Recognizing Palestine Marks New Era in Diplomacy

Recognizing Palestine Marks New Era in Diplomacy

Dr. Muhammad Akram Zaheer

Ireland, Spain and Norway recently decided to recognize Palestinian statehood. This move could potentially help revive the idea of a two-state solution which is a long-supported international goal that Israeli Prime Minister Benjamin Netanyahu strongly opposes. Spain’s Prime Minister Pedro Sanchez clarified that this decision should not be seen as an action against Israel. Despite Netanyahu labeling it a “reward for terrorism” Sanchez views it as a step towards peace. Other European countries might follow suit adding to the over 140 nations that already recognize Palestinian statehood.

However, the situation remains complex and tense. Rafah, a city in the Gaza Strip is under the heavy attack despite international calls for restraint. This includes appeals from the International Court of Justice, the United States and the European Union. This makes it challenging to see these diplomatic recognitions as anything more than symbolic gestures, highlighting internal divisions within Europe and its struggle to apply coordinated pressure on Israel. The actions by Ireland, Spain and Norway might reflect growing frustration in Europe over stalled peace efforts and the Israeli government’s perceived stubbornness. Yet, without a unified European approach, these individual recognitions may not significantly change the situation. The ongoing violence in Rafah emphasizes the gap between diplomatic actions and on the ground realities. Even though more countries recognizing Palestinian statehood could be a symbolic win for Palestinians,it is uncertain if this will lead to real progress towards peace especially with strong opposition from key players like Israel and the United States.

For these recognitions to be effective, Europe needs to present a unified and strong front which is difficult given current geopolitical dynamics.The decision by Ireland, Spain and Norway was expected due to their national debates and growing public support for action supporting Palestine. Politically, this is notable because other European countries, such as Malta, Slovenia and Belgium have hesitated to take similar steps. Belgium has been vocal about Palestinian rights during its presidency of the Council of the European Unionhowever national elections and other factors have made it cautious. National election cycles and the upcoming election of a new European Parliament have influenced how European governments handle the sensitive Middle East issue, depending on their domestic politics and the views of their ruling parties.

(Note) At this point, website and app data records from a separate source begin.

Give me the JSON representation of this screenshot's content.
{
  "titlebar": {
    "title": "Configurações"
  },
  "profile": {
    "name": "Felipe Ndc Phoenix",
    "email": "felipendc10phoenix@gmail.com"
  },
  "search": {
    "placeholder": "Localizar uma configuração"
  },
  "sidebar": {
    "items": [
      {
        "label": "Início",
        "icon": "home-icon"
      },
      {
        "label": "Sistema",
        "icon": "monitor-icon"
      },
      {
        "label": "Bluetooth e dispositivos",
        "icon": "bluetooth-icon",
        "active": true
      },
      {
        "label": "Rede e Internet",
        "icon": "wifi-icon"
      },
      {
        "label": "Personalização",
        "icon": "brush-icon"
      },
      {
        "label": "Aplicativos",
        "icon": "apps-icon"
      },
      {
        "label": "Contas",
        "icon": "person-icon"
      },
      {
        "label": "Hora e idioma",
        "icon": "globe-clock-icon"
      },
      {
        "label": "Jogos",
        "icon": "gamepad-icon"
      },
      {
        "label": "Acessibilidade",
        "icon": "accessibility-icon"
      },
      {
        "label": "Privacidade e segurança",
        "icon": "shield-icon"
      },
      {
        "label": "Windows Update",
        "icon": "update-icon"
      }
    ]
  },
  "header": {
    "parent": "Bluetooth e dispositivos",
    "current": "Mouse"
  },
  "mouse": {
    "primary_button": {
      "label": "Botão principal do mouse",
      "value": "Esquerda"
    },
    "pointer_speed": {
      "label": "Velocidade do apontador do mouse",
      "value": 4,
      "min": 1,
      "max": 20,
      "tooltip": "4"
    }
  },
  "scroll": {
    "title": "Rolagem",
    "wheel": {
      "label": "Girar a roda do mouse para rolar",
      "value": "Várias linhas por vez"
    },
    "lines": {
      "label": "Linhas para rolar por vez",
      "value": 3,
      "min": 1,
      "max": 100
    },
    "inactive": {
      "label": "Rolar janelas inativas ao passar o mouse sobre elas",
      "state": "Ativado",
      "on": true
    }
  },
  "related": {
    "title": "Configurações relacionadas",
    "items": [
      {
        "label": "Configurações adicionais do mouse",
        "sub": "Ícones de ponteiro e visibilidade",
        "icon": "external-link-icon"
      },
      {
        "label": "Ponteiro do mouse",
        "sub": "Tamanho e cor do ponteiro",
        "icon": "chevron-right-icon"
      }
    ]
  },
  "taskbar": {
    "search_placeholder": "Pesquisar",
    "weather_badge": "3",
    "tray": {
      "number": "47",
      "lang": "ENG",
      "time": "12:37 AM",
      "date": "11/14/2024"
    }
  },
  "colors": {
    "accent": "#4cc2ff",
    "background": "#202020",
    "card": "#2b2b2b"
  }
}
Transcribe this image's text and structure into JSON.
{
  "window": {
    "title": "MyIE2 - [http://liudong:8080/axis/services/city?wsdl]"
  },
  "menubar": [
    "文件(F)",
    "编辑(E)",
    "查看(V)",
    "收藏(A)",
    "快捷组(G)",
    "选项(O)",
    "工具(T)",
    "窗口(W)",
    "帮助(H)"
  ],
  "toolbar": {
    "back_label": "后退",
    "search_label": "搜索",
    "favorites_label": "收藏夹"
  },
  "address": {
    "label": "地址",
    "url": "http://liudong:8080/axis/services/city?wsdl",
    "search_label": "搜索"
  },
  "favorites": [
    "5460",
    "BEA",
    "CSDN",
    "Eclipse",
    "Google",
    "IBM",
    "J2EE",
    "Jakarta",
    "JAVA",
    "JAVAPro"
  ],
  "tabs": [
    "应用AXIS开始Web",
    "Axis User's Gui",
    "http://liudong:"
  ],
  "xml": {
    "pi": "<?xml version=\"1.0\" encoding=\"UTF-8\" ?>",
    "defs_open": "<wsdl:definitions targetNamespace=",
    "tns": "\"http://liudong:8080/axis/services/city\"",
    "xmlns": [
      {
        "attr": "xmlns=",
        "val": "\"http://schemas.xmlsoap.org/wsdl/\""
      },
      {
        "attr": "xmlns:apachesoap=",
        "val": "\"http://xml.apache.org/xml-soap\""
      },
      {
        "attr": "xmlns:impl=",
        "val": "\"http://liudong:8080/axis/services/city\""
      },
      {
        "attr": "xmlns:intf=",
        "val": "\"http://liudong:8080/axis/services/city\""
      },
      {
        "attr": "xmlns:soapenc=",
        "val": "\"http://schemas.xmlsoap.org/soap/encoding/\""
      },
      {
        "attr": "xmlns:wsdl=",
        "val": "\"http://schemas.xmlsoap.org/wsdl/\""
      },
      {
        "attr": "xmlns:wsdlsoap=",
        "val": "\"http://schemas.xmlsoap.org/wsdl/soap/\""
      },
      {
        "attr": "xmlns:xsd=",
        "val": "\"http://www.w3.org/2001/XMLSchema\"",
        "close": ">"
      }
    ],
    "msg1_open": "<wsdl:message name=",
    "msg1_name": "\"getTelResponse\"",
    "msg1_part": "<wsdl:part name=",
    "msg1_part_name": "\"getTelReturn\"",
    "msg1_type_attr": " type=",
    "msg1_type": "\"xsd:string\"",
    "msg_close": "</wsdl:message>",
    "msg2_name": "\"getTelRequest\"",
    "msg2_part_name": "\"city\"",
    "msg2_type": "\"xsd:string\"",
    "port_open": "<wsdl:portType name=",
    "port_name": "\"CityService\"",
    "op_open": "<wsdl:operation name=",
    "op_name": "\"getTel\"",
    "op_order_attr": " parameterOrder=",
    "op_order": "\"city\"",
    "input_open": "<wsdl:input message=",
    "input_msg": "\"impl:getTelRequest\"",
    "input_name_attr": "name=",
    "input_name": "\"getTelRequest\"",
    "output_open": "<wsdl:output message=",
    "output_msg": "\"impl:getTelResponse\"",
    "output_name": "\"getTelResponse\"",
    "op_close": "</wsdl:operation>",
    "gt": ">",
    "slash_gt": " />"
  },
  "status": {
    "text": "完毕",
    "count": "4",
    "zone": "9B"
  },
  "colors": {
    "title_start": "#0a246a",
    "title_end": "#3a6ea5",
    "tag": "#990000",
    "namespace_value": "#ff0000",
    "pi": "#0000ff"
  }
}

The decisions by Ireland, Spain and Norway’s involvement (though not an EU member) are significant for breaking the EU’s diplomatic unity rather than for their legal impact. Most of the few EU members that recognized Palestinian statehood did so in 1988 before joining the EU and were mainly former Warsaw Pact countries. Before the recent declarations only Sweden had departed from the EU’s general stance on Palestine, doing so in 2014. The current Swedish government’s different stance compared to the previous one shows how volatile this issue can be. There is still no consistent, unified approach among all 27 EU member states that goes beyond national political cycles and short-term agendas. Even though there has been some agreement within the EU since the conflict started, reaching a comprehensive EU-wide consensus is still far off.

It would be too cynical to dismiss the entire EU diplomatic effort after the October 7, 2023, Hamas terrorist attack as futile. The EU High Representative JosepBorrell has worked hard to coordinate a common European position during critical moments of the conflict, sometimes with success. The Spanish and Belgian EU presidencies have tried to convince Israel that resuming peace talks is a key to defeating Hamas politically not just militarily. Despite Israel’s ongoing military campaign which has killed tens of thousands, EU leaders like Germany and France have become more critical of Israeli policy. French President Emmanuel Macron even said in February that recognizing Palestinian statehood is no longer a taboo for Paris.

However, the EU has not yet united around measures that would apply real pressure especially in trade and economic relations. The EU is the largest provider of aid to Palestinians and Israel’s biggest trade partner. Recently, sanctions were seriously discussed for the first time at an EU foreign ministers’ meeting but no agreement was reached. It’s important for the EU to stay involved in resolving the conflict by engaging with Arab countries, but its effectiveness is limited by internal differences and political cycles. With pro-Israel Hungary taking over the EU Council presidency in July, achieving a common and meaningful EU position will remain a challenge.